Ehrlich and Radcliffe in their study concluded that “while PPA variables on their own were significantly predictive of the odds of open angle glaucoma, this association was greatly attenuated by adjustment for 4 variables that comprise part of a typical glaucoma evaluation: age, Central Corneal Thickness, IOP & C:D R. Furthermore, when values of these covariates were already known, modeling of the odds of OAG was not greatly improved by the consideration of PPA variables. This suggests that in clinically evaluating and diagnosing glaucoma there may be little incremental value to assessing PPA. Therefore, PPA may be more useful for evaluating progression than for detecting glaucoma.”

Savatosky etal performed a longitudinal study to analyze the association of PPA area and conversion from OHT to glaucoma. They reported Zone Beta to increase in size (p <0.0010) in both eyes with incident POAG and matched controls. The increase in size did not differ between cases and controls over a mean follow-up period of 12.3 years. The results did not show a difference in size of the Beta zone at baseline between eyes that proceed to develop glaucoma and those that do not. Moreover, the beta zone enlarged equally in case and control eyes during follow-up. (Savatovsky E, Mwanza JC, Budenz JL etal. Longitudinal changes in peripapillary atrophy in the ocular hypertension treatment study: a case control assessment. Ophthalmology. 2015;122:79-86)

The clinical description of PPA should be distinguished from the physiological grey crescent that surrounds the optic nerve. The grey crescent represents a localized deposition of pigmentation demarcating the edge of the optic disc. Other crescents that can be noted around the optic nerve include the myopic crescent which is a white sharply demarcated crescent to the temporal side of the optic disc, presents bilaterally and is generally associated with axial myopia. This type of crescent does not show pigment mottling that is typically associated with PPA. The choroid is absent in this area, the retina is transparent and the sclera appears as a white crescent. In pathological myopia, the atrophic crescent may increase in extent. Contrasting with a scleral crescent, a choroidal crescent represents absent RPE in a temporal crescent at the disc. (Neiberg M)

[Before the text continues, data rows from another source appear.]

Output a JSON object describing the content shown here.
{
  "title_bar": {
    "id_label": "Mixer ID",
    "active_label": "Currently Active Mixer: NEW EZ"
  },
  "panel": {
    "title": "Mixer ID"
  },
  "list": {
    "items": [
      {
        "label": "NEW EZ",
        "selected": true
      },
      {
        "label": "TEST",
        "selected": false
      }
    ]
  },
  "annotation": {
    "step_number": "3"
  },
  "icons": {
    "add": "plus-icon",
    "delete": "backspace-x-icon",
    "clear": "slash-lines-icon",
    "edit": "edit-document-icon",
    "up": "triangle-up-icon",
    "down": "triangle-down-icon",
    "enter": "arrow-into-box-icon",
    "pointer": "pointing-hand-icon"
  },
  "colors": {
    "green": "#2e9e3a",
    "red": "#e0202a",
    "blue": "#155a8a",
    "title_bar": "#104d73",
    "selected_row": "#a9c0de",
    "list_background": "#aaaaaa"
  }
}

Apart from physiological grey crescents, tilted or mal-inserted nerves could also prompt a diagnosis of PPA. Malinsertion may add to the glaucomatous appearance of the nerve. It is well known that tilted discs are associated with superior temporal VF defects, and other VF defects could also accompany tilted discs.

Age related atrophy of the RPE and rods can lead to appearance of PPA. There can be a spectrum of complete absence of RPE to loss of pigmentation of RPE.

If the PPA continues to deteriorate despite good control of IOP, this more likely is representative of the patient’s vascular risk for progression of glaucoma. 

When significant PPA is present, population derived normative age data on TD-OCT should not be used in analysis, as this might lead to an overestimation of the glaucomatous damage. Loss of the characteristic double hump pattern is seen and the TSNIT graph shows irregular high spikes that make the pattern difficult to interpret reliably. SD-OCT has shown that retinal thickness in patients with PPA is thinner compared to patients without, but there was no statistical difference in the thickness of the respective nerve fiber layers.

PPA has been reported to precede disc hemorrhage in 80% of patients. (Neiberg M)

Acute angle closure does not show a direct relationship with PPA. The PPA area does not enlarge despite any increase in the cupping after the acute attack. This indicates a difference in the mechanisms responsible for the development of changes seen in open- vs closed-angle glaucomas. PPA is not seen to increase after an attack of Anterior Ischemic Optic Neuropathy. Therefore, the exact vascular pathology underlying the development of PPA is not clear. Hence, this sign may not be significantly contributive in the diagnosis of glaucoma. However, this sign could be recorded to assess for subtle progression.